(Web page and app entries)

----------------------------------------

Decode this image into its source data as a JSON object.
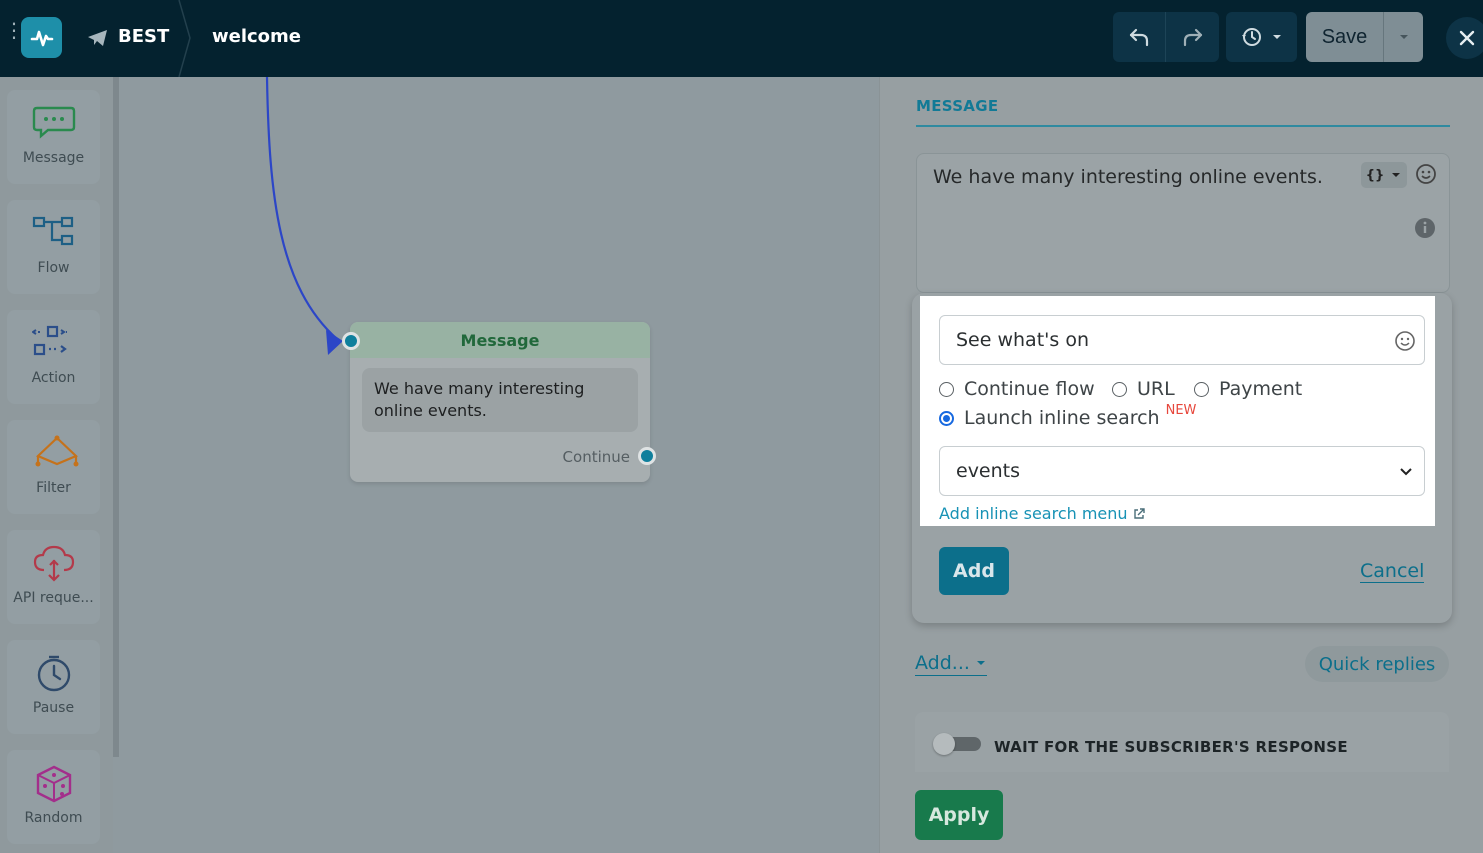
{
  "header": {
    "bot_name": "BEST",
    "flow_name": "welcome",
    "save_label": "Save"
  },
  "toolbox": {
    "items": [
      {
        "label": "Message",
        "icon": "chat-bubble-icon",
        "color": "#2a9a52"
      },
      {
        "label": "Flow",
        "icon": "flow-icon",
        "color": "#1d6f9a"
      },
      {
        "label": "Action",
        "icon": "action-icon",
        "color": "#2b4e8a"
      },
      {
        "label": "Filter",
        "icon": "filter-icon",
        "color": "#c5721b"
      },
      {
        "label": "API reque...",
        "icon": "cloud-api-icon",
        "color": "#b33a4a"
      },
      {
        "label": "Pause",
        "icon": "clock-icon",
        "color": "#2f4a6a"
      },
      {
        "label": "Random",
        "icon": "dice-icon",
        "color": "#a32e8b"
      }
    ]
  },
  "node": {
    "title": "Message",
    "text": "We have many interesting online events.",
    "continue_label": "Continue"
  },
  "panel": {
    "title": "MESSAGE",
    "message_text": "We have many interesting online events.",
    "button_editor": {
      "button_text": "See what's on",
      "options": [
        "Continue flow",
        "URL",
        "Payment",
        "Launch inline search"
      ],
      "selected_option": "Launch inline search",
      "new_badge": "NEW",
      "selected_menu": "events",
      "add_menu_link": "Add inline search menu",
      "add_label": "Add",
      "cancel_label": "Cancel"
    },
    "add_dropdown_label": "Add...",
    "quick_replies_label": "Quick replies",
    "wait_label": "WAIT FOR THE SUBSCRIBER'S RESPONSE",
    "apply_label": "Apply"
  },
  "colors": {
    "topbar": "#04222f",
    "accent": "#0c6f8b",
    "apply": "#187a4c",
    "radio_selected": "#1769e0",
    "new_badge": "#e7473c",
    "connector": "#2c46c7"
  }
}
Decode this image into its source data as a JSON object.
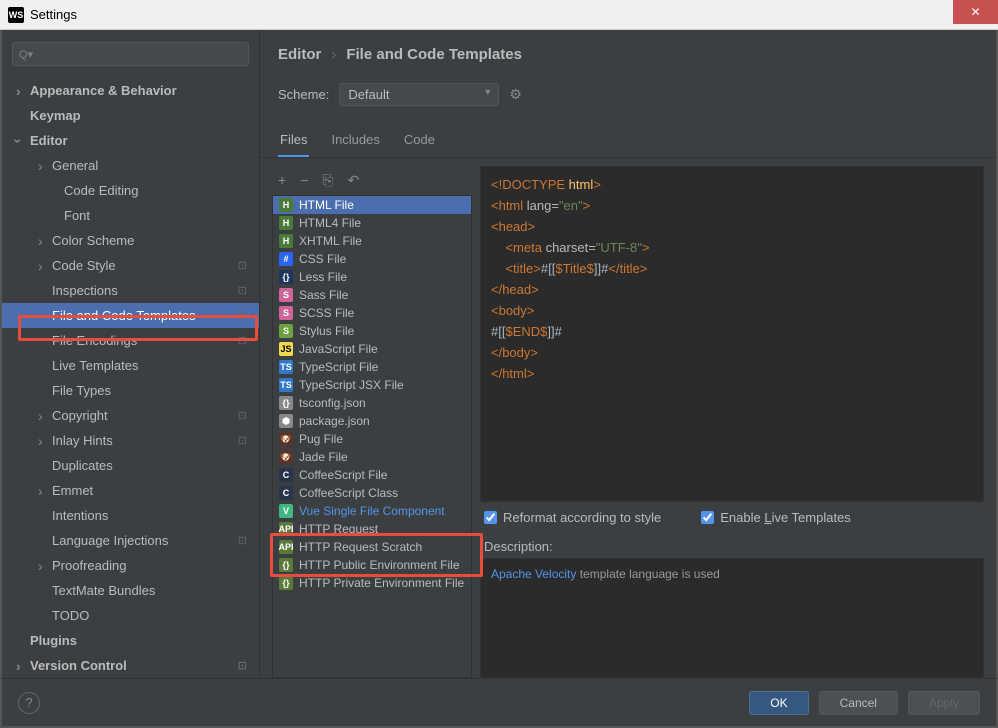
{
  "window": {
    "title": "Settings",
    "icon": "WS"
  },
  "breadcrumb": {
    "part1": "Editor",
    "part2": "File and Code Templates"
  },
  "scheme": {
    "label": "Scheme:",
    "value": "Default"
  },
  "tabs": [
    {
      "label": "Files",
      "active": true
    },
    {
      "label": "Includes",
      "active": false
    },
    {
      "label": "Code",
      "active": false
    }
  ],
  "toolbar": {
    "add": "+",
    "remove": "−",
    "copy": "⎘",
    "undo": "↶"
  },
  "sidebar": {
    "items": [
      {
        "label": "Appearance & Behavior",
        "level": 1,
        "exp": true
      },
      {
        "label": "Keymap",
        "level": 1
      },
      {
        "label": "Editor",
        "level": 1,
        "exp": true,
        "expanded": true
      },
      {
        "label": "General",
        "level": 2,
        "exp": true
      },
      {
        "label": "Code Editing",
        "level": 3
      },
      {
        "label": "Font",
        "level": 3
      },
      {
        "label": "Color Scheme",
        "level": 2,
        "exp": true
      },
      {
        "label": "Code Style",
        "level": 2,
        "exp": true,
        "badge": "⊡"
      },
      {
        "label": "Inspections",
        "level": 2,
        "badge": "⊡"
      },
      {
        "label": "File and Code Templates",
        "level": 2,
        "selected": true,
        "badge": "⊡"
      },
      {
        "label": "File Encodings",
        "level": 2,
        "badge": "⊡"
      },
      {
        "label": "Live Templates",
        "level": 2
      },
      {
        "label": "File Types",
        "level": 2
      },
      {
        "label": "Copyright",
        "level": 2,
        "exp": true,
        "badge": "⊡"
      },
      {
        "label": "Inlay Hints",
        "level": 2,
        "exp": true,
        "badge": "⊡"
      },
      {
        "label": "Duplicates",
        "level": 2
      },
      {
        "label": "Emmet",
        "level": 2,
        "exp": true
      },
      {
        "label": "Intentions",
        "level": 2
      },
      {
        "label": "Language Injections",
        "level": 2,
        "badge": "⊡"
      },
      {
        "label": "Proofreading",
        "level": 2,
        "exp": true
      },
      {
        "label": "TextMate Bundles",
        "level": 2
      },
      {
        "label": "TODO",
        "level": 2
      },
      {
        "label": "Plugins",
        "level": 1
      },
      {
        "label": "Version Control",
        "level": 1,
        "exp": true,
        "badge": "⊡"
      }
    ]
  },
  "files": [
    {
      "label": "HTML File",
      "icon": "ic-html",
      "ic": "H",
      "selected": true
    },
    {
      "label": "HTML4 File",
      "icon": "ic-html",
      "ic": "H"
    },
    {
      "label": "XHTML File",
      "icon": "ic-html",
      "ic": "H"
    },
    {
      "label": "CSS File",
      "icon": "ic-css",
      "ic": "#"
    },
    {
      "label": "Less File",
      "icon": "ic-less",
      "ic": "{}"
    },
    {
      "label": "Sass File",
      "icon": "ic-sass",
      "ic": "S"
    },
    {
      "label": "SCSS File",
      "icon": "ic-sass",
      "ic": "S"
    },
    {
      "label": "Stylus File",
      "icon": "ic-styl",
      "ic": "S"
    },
    {
      "label": "JavaScript File",
      "icon": "ic-js",
      "ic": "JS"
    },
    {
      "label": "TypeScript File",
      "icon": "ic-ts",
      "ic": "TS"
    },
    {
      "label": "TypeScript JSX File",
      "icon": "ic-ts",
      "ic": "TS"
    },
    {
      "label": "tsconfig.json",
      "icon": "ic-json",
      "ic": "{}"
    },
    {
      "label": "package.json",
      "icon": "ic-json",
      "ic": "⬢"
    },
    {
      "label": "Pug File",
      "icon": "ic-pug",
      "ic": "🐶"
    },
    {
      "label": "Jade File",
      "icon": "ic-pug",
      "ic": "🐶"
    },
    {
      "label": "CoffeeScript File",
      "icon": "ic-coffee",
      "ic": "C"
    },
    {
      "label": "CoffeeScript Class",
      "icon": "ic-coffee",
      "ic": "C"
    },
    {
      "label": "Vue Single File Component",
      "icon": "ic-vue",
      "ic": "V",
      "vue": true
    },
    {
      "label": "HTTP Request",
      "icon": "ic-http",
      "ic": "API"
    },
    {
      "label": "HTTP Request Scratch",
      "icon": "ic-http",
      "ic": "API"
    },
    {
      "label": "HTTP Public Environment File",
      "icon": "ic-http",
      "ic": "{}"
    },
    {
      "label": "HTTP Private Environment File",
      "icon": "ic-http",
      "ic": "{}"
    }
  ],
  "code": {
    "l1a": "<!DOCTYPE",
    "l1b": " html",
    "l1c": ">",
    "l2a": "<html ",
    "l2b": "lang=",
    "l2c": "\"en\"",
    "l2d": ">",
    "l3": "<head>",
    "l4a": "    <meta ",
    "l4b": "charset=",
    "l4c": "\"UTF-8\"",
    "l4d": ">",
    "l5a": "    <title>",
    "l5b": "#[[",
    "l5c": "$Title$",
    "l5d": "]]#",
    "l5e": "</title>",
    "l6": "</head>",
    "l7": "<body>",
    "l8a": "#[[",
    "l8b": "$END$",
    "l8c": "]]#",
    "l9": "</body>",
    "l10": "</html>"
  },
  "checkboxes": {
    "reformat": "Reformat according to style",
    "live": "Enable Live Templates",
    "live_u": "L"
  },
  "description": {
    "label": "Description:",
    "link": "Apache Velocity",
    "text": " template language is used"
  },
  "footer": {
    "ok": "OK",
    "cancel": "Cancel",
    "apply": "Apply"
  }
}
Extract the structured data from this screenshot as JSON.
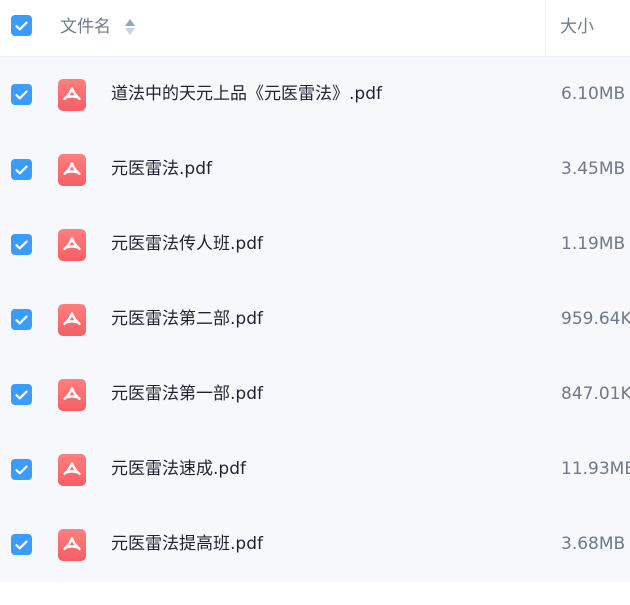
{
  "header": {
    "name_label": "文件名",
    "size_label": "大小",
    "select_all_checked": true
  },
  "colors": {
    "accent": "#3b9cff",
    "pdf_icon": "#f45f64",
    "row_background": "#f7f8fc"
  },
  "files": [
    {
      "name": "道法中的天元上品《元医雷法》.pdf",
      "size": "6.10MB",
      "checked": true,
      "icon": "pdf-icon"
    },
    {
      "name": "元医雷法.pdf",
      "size": "3.45MB",
      "checked": true,
      "icon": "pdf-icon"
    },
    {
      "name": "元医雷法传人班.pdf",
      "size": "1.19MB",
      "checked": true,
      "icon": "pdf-icon"
    },
    {
      "name": "元医雷法第二部.pdf",
      "size": "959.64K",
      "checked": true,
      "icon": "pdf-icon"
    },
    {
      "name": "元医雷法第一部.pdf",
      "size": "847.01K",
      "checked": true,
      "icon": "pdf-icon"
    },
    {
      "name": "元医雷法速成.pdf",
      "size": "11.93MB",
      "checked": true,
      "icon": "pdf-icon"
    },
    {
      "name": "元医雷法提高班.pdf",
      "size": "3.68MB",
      "checked": true,
      "icon": "pdf-icon"
    }
  ]
}
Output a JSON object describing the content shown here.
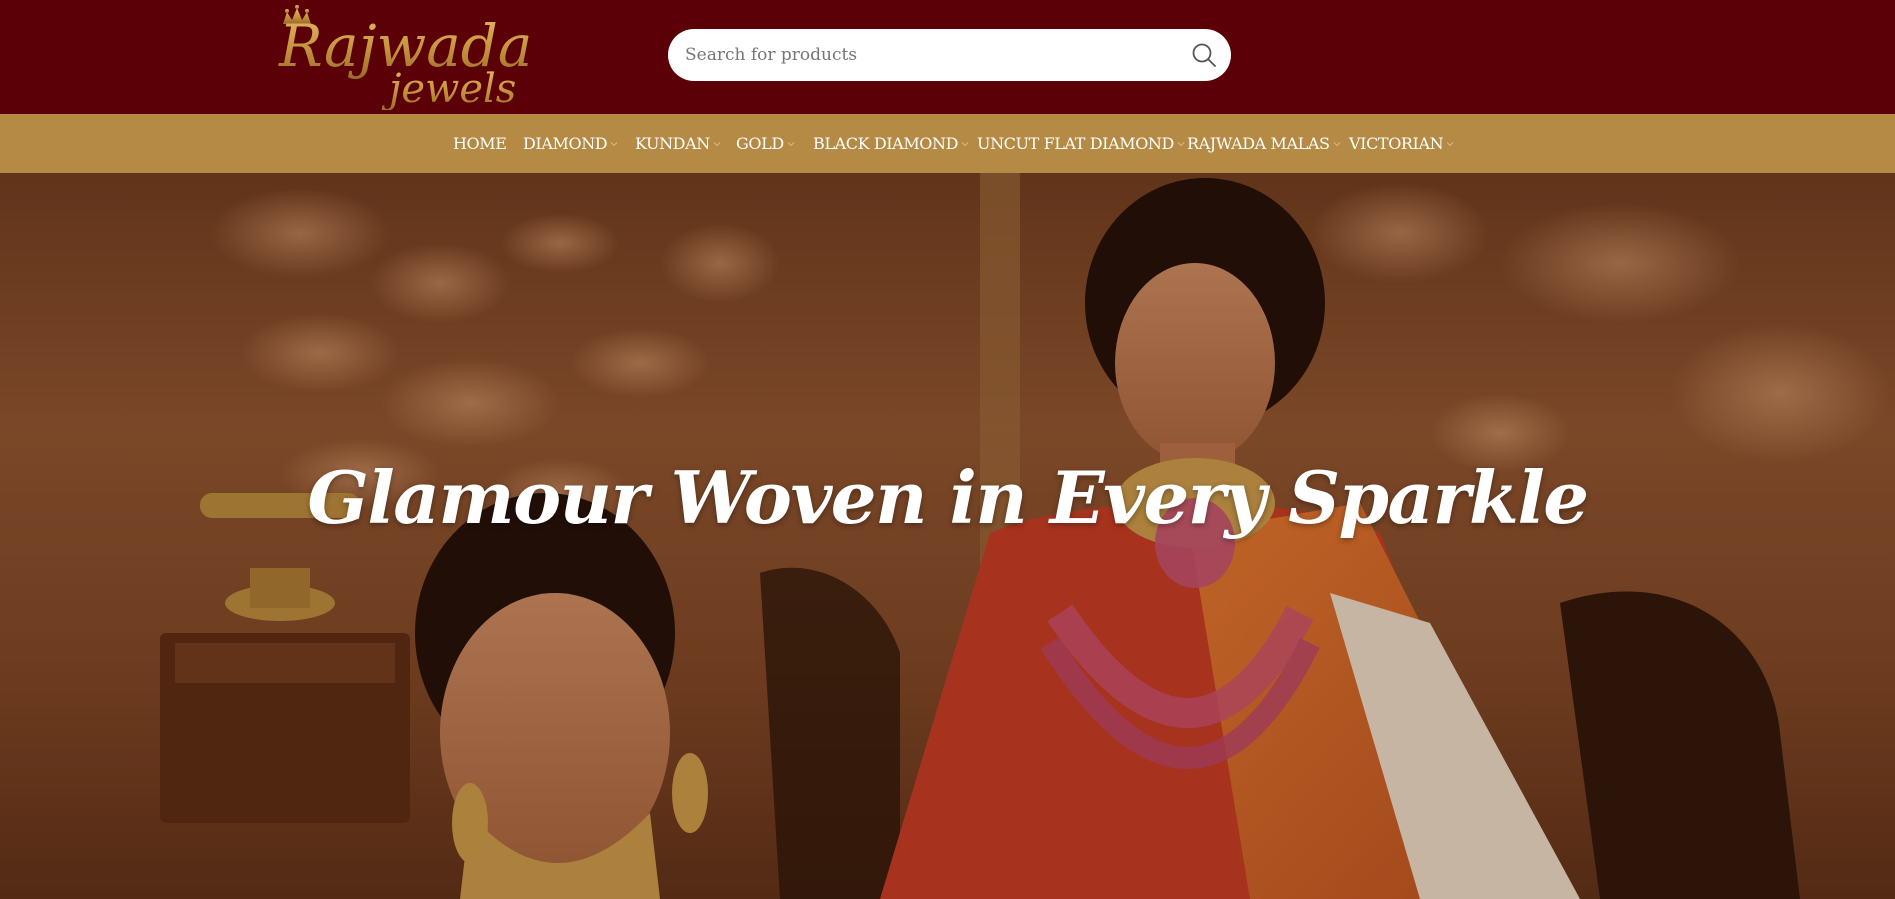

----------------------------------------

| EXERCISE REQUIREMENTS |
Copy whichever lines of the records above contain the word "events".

| EXERCISE OUTPUT |
    "text": "We have many interesting online events.",
    "message_text": "We have many interesting online events.",
      "selected_menu": "events",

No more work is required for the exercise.